**Assignment**
Report every line in the listing that contains the string "this".
══════════════════════════════
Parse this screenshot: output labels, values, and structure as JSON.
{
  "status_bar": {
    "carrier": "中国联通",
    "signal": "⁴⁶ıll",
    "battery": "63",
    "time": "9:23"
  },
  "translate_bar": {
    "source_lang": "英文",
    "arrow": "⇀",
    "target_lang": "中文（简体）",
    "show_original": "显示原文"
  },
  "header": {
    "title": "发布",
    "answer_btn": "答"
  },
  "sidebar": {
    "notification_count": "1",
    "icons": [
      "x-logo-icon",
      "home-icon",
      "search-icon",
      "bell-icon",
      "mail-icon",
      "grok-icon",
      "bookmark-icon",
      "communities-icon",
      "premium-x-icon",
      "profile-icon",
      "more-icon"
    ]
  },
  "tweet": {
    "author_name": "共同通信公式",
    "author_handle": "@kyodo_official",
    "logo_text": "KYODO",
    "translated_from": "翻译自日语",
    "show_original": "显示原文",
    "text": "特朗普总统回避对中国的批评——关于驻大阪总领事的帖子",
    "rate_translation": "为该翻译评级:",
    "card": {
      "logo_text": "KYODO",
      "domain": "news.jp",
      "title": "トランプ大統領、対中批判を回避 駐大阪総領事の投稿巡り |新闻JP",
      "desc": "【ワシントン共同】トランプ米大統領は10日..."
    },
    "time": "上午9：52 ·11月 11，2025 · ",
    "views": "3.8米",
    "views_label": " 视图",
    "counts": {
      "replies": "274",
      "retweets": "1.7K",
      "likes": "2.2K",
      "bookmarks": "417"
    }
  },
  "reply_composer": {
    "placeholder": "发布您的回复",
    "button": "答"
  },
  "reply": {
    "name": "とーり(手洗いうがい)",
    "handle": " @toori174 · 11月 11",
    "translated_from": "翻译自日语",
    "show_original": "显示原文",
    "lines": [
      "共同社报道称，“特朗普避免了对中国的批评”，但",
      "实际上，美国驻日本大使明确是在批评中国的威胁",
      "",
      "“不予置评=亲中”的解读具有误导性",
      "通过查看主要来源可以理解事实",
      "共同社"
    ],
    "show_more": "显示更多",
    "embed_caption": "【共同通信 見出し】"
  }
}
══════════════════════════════
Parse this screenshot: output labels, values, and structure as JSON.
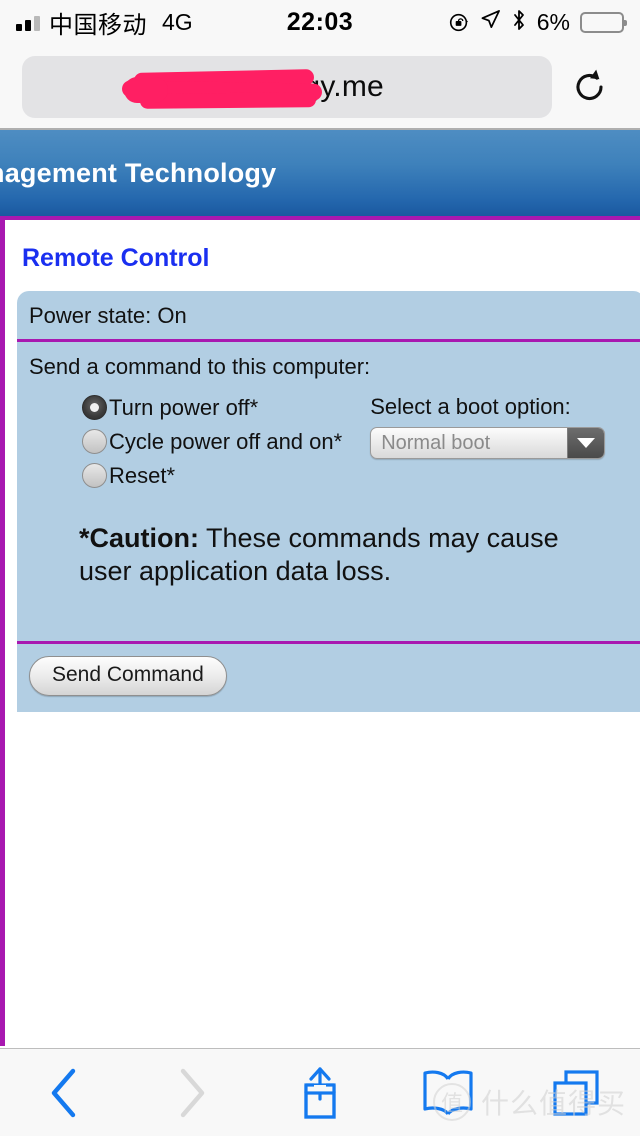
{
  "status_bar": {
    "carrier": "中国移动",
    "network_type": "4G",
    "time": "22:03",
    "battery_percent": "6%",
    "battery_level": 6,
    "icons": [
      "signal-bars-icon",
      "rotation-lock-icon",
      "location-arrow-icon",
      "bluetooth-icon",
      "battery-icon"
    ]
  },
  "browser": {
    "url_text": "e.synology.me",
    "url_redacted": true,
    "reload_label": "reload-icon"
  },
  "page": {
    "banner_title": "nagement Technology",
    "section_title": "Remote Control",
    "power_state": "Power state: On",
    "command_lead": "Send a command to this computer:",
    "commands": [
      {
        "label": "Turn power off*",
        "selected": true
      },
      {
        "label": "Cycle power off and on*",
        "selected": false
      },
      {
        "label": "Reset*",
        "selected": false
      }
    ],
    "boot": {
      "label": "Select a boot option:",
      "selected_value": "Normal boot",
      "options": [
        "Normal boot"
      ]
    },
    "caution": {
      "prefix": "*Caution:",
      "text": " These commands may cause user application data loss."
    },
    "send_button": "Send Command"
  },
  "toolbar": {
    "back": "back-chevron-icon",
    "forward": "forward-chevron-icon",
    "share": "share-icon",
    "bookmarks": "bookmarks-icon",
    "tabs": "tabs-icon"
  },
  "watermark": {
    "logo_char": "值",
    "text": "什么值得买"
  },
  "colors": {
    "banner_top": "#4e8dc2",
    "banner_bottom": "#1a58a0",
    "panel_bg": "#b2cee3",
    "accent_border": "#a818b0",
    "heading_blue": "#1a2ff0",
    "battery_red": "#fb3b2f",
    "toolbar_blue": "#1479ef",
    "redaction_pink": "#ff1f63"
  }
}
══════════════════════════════
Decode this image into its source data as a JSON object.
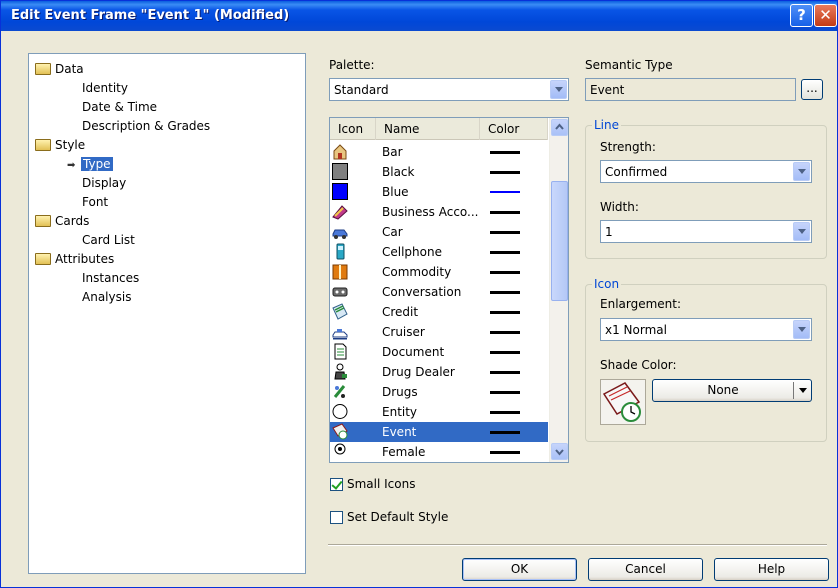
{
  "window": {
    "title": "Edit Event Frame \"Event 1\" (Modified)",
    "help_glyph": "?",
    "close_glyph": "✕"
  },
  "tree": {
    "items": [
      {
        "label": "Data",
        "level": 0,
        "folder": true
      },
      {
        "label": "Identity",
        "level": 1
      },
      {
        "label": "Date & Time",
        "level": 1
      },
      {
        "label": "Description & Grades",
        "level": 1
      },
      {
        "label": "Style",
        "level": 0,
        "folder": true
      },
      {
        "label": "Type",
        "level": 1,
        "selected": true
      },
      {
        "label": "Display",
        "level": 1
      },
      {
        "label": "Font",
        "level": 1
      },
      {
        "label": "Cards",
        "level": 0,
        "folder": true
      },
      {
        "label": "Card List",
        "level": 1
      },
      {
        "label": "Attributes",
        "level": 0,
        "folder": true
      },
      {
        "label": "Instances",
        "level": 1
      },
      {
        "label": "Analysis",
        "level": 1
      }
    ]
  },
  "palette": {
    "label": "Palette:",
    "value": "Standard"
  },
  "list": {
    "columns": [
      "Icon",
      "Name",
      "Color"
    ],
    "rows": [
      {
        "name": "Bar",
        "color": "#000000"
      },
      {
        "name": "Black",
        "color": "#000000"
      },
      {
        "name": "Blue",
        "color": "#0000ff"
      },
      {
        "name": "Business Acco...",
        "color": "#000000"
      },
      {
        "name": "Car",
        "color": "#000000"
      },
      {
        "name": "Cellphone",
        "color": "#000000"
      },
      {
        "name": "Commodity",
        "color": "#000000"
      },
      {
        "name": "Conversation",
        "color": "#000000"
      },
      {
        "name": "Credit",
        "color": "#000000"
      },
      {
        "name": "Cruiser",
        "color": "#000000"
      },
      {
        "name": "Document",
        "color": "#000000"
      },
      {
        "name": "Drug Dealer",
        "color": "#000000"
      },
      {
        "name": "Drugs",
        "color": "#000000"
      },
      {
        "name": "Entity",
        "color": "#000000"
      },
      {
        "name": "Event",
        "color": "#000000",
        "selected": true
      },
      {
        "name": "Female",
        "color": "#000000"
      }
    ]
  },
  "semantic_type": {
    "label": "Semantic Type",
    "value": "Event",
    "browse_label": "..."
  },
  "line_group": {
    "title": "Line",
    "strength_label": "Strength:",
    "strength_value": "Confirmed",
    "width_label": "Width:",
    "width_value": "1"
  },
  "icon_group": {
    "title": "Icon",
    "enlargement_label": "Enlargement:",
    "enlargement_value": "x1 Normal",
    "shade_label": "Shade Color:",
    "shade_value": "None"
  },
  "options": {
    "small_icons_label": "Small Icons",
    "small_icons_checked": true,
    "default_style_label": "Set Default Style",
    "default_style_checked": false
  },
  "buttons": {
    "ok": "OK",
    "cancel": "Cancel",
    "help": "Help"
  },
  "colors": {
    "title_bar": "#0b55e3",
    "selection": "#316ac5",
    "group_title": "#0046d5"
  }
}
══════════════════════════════
**Answer**
Parse this screenshot: output labels, values, and structure as JSON.
Parse this screenshot: output labels, values, and structure as JSON.
    "command_lead": "Send a command to this computer:",
Decode this image into its source data as a JSON object.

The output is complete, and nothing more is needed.